**Exercise prompt**
Quote all of the data below exactly, please.

###

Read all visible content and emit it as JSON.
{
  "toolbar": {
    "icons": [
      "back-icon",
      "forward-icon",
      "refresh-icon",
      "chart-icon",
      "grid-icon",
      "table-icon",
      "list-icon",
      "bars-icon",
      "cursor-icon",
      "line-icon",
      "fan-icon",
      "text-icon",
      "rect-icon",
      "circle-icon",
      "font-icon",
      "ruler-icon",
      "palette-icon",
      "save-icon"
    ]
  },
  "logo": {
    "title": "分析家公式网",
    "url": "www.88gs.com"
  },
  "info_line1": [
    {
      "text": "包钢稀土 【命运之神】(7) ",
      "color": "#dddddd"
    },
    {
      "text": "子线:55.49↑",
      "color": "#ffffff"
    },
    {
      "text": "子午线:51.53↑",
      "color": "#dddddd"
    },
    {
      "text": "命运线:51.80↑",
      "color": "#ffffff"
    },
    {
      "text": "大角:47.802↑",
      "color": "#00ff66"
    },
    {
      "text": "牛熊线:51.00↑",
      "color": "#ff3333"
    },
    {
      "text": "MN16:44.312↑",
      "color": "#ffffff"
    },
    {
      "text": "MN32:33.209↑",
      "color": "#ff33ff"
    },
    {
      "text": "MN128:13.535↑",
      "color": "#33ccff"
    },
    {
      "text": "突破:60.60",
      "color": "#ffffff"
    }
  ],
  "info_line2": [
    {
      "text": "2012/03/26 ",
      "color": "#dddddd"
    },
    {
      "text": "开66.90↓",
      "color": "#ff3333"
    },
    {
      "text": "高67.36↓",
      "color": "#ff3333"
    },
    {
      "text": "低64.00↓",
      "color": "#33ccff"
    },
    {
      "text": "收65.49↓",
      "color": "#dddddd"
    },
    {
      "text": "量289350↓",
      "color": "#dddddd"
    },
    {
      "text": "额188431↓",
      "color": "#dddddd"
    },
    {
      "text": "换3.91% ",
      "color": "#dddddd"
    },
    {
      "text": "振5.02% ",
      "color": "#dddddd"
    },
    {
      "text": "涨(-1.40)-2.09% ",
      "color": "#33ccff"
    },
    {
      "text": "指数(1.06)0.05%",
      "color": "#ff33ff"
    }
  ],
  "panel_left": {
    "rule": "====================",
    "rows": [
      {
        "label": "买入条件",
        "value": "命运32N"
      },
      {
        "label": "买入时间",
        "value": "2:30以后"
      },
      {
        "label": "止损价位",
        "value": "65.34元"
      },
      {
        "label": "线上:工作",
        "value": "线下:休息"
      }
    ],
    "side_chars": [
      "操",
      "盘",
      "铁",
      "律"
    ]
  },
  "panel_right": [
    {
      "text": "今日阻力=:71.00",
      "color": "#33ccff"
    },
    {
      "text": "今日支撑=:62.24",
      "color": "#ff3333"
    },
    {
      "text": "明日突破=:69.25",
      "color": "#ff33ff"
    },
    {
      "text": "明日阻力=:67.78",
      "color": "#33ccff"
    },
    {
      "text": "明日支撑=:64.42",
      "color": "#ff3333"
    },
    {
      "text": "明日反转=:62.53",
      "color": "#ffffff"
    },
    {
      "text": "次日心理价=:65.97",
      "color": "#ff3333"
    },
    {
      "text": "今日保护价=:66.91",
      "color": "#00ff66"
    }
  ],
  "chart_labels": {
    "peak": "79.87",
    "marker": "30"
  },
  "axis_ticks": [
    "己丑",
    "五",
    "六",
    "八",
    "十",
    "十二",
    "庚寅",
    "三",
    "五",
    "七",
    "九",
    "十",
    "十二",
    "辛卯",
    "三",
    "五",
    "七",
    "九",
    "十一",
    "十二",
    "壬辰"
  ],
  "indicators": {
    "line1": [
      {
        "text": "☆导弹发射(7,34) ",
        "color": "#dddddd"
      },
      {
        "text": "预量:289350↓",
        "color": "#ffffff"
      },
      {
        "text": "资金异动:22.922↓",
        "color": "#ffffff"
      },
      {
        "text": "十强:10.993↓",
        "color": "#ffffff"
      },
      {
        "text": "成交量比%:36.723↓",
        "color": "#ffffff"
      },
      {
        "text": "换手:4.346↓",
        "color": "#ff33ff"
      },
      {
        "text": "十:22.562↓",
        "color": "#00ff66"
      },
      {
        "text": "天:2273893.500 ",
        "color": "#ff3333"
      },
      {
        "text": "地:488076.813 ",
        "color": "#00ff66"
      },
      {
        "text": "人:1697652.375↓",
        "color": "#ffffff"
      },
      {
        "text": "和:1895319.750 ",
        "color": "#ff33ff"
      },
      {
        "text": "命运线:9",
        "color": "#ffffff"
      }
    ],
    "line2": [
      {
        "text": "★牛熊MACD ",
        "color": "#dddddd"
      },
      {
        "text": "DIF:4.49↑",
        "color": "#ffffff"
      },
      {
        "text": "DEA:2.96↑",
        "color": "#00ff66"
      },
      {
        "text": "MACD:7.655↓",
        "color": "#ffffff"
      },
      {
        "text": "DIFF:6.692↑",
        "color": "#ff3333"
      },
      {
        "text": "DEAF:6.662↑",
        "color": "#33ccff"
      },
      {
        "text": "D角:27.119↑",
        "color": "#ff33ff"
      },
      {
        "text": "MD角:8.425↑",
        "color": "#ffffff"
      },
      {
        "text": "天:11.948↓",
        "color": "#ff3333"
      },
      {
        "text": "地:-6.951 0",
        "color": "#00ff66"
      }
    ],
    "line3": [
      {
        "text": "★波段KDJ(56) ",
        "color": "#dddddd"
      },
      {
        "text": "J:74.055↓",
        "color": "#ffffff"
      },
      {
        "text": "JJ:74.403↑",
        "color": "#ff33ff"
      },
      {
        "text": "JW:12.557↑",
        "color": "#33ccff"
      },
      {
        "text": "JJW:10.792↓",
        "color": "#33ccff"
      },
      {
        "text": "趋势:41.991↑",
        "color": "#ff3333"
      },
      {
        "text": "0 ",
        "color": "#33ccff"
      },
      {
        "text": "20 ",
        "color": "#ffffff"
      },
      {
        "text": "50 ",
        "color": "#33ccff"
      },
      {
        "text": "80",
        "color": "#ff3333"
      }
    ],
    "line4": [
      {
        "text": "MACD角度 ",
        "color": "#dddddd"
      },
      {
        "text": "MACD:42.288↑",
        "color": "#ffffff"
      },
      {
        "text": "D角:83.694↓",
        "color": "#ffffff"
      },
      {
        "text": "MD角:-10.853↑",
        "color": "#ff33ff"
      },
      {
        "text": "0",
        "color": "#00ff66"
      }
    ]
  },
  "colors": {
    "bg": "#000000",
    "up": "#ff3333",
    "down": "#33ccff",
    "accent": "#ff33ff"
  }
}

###

**The completed task**
Read all visible content and emit it as JSON.
{
  "toolbar": {
    "icons": [
      "back-icon",
      "forward-icon",
      "refresh-icon",
      "chart-icon",
      "grid-icon",
      "table-icon",
      "list-icon",
      "bars-icon",
      "cursor-icon",
      "line-icon",
      "fan-icon",
      "text-icon",
      "rect-icon",
      "circle-icon",
      "font-icon",
      "ruler-icon",
      "palette-icon",
      "save-icon"
    ]
  },
  "logo": {
    "title": "分析家公式网",
    "url": "www.88gs.com"
  },
  "info_line1": [
    {
      "text": "包钢稀土 【命运之神】(7) ",
      "color": "#dddddd"
    },
    {
      "text": "子线:55.49↑",
      "color": "#ffffff"
    },
    {
      "text": "子午线:51.53↑",
      "color": "#dddddd"
    },
    {
      "text": "命运线:51.80↑",
      "color": "#ffffff"
    },
    {
      "text": "大角:47.802↑",
      "color": "#00ff66"
    },
    {
      "text": "牛熊线:51.00↑",
      "color": "#ff3333"
    },
    {
      "text": "MN16:44.312↑",
      "color": "#ffffff"
    },
    {
      "text": "MN32:33.209↑",
      "color": "#ff33ff"
    },
    {
      "text": "MN128:13.535↑",
      "color": "#33ccff"
    },
    {
      "text": "突破:60.60",
      "color": "#ffffff"
    }
  ],
  "info_line2": [
    {
      "text": "2012/03/26 ",
      "color": "#dddddd"
    },
    {
      "text": "开66.90↓",
      "color": "#ff3333"
    },
    {
      "text": "高67.36↓",
      "color": "#ff3333"
    },
    {
      "text": "低64.00↓",
      "color": "#33ccff"
    },
    {
      "text": "收65.49↓",
      "color": "#dddddd"
    },
    {
      "text": "量289350↓",
      "color": "#dddddd"
    },
    {
      "text": "额188431↓",
      "color": "#dddddd"
    },
    {
      "text": "换3.91% ",
      "color": "#dddddd"
    },
    {
      "text": "振5.02% ",
      "color": "#dddddd"
    },
    {
      "text": "涨(-1.40)-2.09% ",
      "color": "#33ccff"
    },
    {
      "text": "指数(1.06)0.05%",
      "color": "#ff33ff"
    }
  ],
  "panel_left": {
    "rule": "====================",
    "rows": [
      {
        "label": "买入条件",
        "value": "命运32N"
      },
      {
        "label": "买入时间",
        "value": "2:30以后"
      },
      {
        "label": "止损价位",
        "value": "65.34元"
      },
      {
        "label": "线上:工作",
        "value": "线下:休息"
      }
    ],
    "side_chars": [
      "操",
      "盘",
      "铁",
      "律"
    ]
  },
  "panel_right": [
    {
      "text": "今日阻力=:71.00",
      "color": "#33ccff"
    },
    {
      "text": "今日支撑=:62.24",
      "color": "#ff3333"
    },
    {
      "text": "明日突破=:69.25",
      "color": "#ff33ff"
    },
    {
      "text": "明日阻力=:67.78",
      "color": "#33ccff"
    },
    {
      "text": "明日支撑=:64.42",
      "color": "#ff3333"
    },
    {
      "text": "明日反转=:62.53",
      "color": "#ffffff"
    },
    {
      "text": "次日心理价=:65.97",
      "color": "#ff3333"
    },
    {
      "text": "今日保护价=:66.91",
      "color": "#00ff66"
    }
  ],
  "chart_labels": {
    "peak": "79.87",
    "marker": "30"
  },
  "axis_ticks": [
    "己丑",
    "五",
    "六",
    "八",
    "十",
    "十二",
    "庚寅",
    "三",
    "五",
    "七",
    "九",
    "十",
    "十二",
    "辛卯",
    "三",
    "五",
    "七",
    "九",
    "十一",
    "十二",
    "壬辰"
  ],
  "indicators": {
    "line1": [
      {
        "text": "☆导弹发射(7,34) ",
        "color": "#dddddd"
      },
      {
        "text": "预量:289350↓",
        "color": "#ffffff"
      },
      {
        "text": "资金异动:22.922↓",
        "color": "#ffffff"
      },
      {
        "text": "十强:10.993↓",
        "color": "#ffffff"
      },
      {
        "text": "成交量比%:36.723↓",
        "color": "#ffffff"
      },
      {
        "text": "换手:4.346↓",
        "color": "#ff33ff"
      },
      {
        "text": "十:22.562↓",
        "color": "#00ff66"
      },
      {
        "text": "天:2273893.500 ",
        "color": "#ff3333"
      },
      {
        "text": "地:488076.813 ",
        "color": "#00ff66"
      },
      {
        "text": "人:1697652.375↓",
        "color": "#ffffff"
      },
      {
        "text": "和:1895319.750 ",
        "color": "#ff33ff"
      },
      {
        "text": "命运线:9",
        "color": "#ffffff"
      }
    ],
    "line2": [
      {
        "text": "★牛熊MACD ",
        "color": "#dddddd"
      },
      {
        "text": "DIF:4.49↑",
        "color": "#ffffff"
      },
      {
        "text": "DEA:2.96↑",
        "color": "#00ff66"
      },
      {
        "text": "MACD:7.655↓",
        "color": "#ffffff"
      },
      {
        "text": "DIFF:6.692↑",
        "color": "#ff3333"
      },
      {
        "text": "DEAF:6.662↑",
        "color": "#33ccff"
      },
      {
        "text": "D角:27.119↑",
        "color": "#ff33ff"
      },
      {
        "text": "MD角:8.425↑",
        "color": "#ffffff"
      },
      {
        "text": "天:11.948↓",
        "color": "#ff3333"
      },
      {
        "text": "地:-6.951 0",
        "color": "#00ff66"
      }
    ],
    "line3": [
      {
        "text": "★波段KDJ(56) ",
        "color": "#dddddd"
      },
      {
        "text": "J:74.055↓",
        "color": "#ffffff"
      },
      {
        "text": "JJ:74.403↑",
        "color": "#ff33ff"
      },
      {
        "text": "JW:12.557↑",
        "color": "#33ccff"
      },
      {
        "text": "JJW:10.792↓",
        "color": "#33ccff"
      },
      {
        "text": "趋势:41.991↑",
        "color": "#ff3333"
      },
      {
        "text": "0 ",
        "color": "#33ccff"
      },
      {
        "text": "20 ",
        "color": "#ffffff"
      },
      {
        "text": "50 ",
        "color": "#33ccff"
      },
      {
        "text": "80",
        "color": "#ff3333"
      }
    ],
    "line4": [
      {
        "text": "MACD角度 ",
        "color": "#dddddd"
      },
      {
        "text": "MACD:42.288↑",
        "color": "#ffffff"
      },
      {
        "text": "D角:83.694↓",
        "color": "#ffffff"
      },
      {
        "text": "MD角:-10.853↑",
        "color": "#ff33ff"
      },
      {
        "text": "0",
        "color": "#00ff66"
      }
    ]
  },
  "colors": {
    "bg": "#000000",
    "up": "#ff3333",
    "down": "#33ccff",
    "accent": "#ff33ff"
  }
}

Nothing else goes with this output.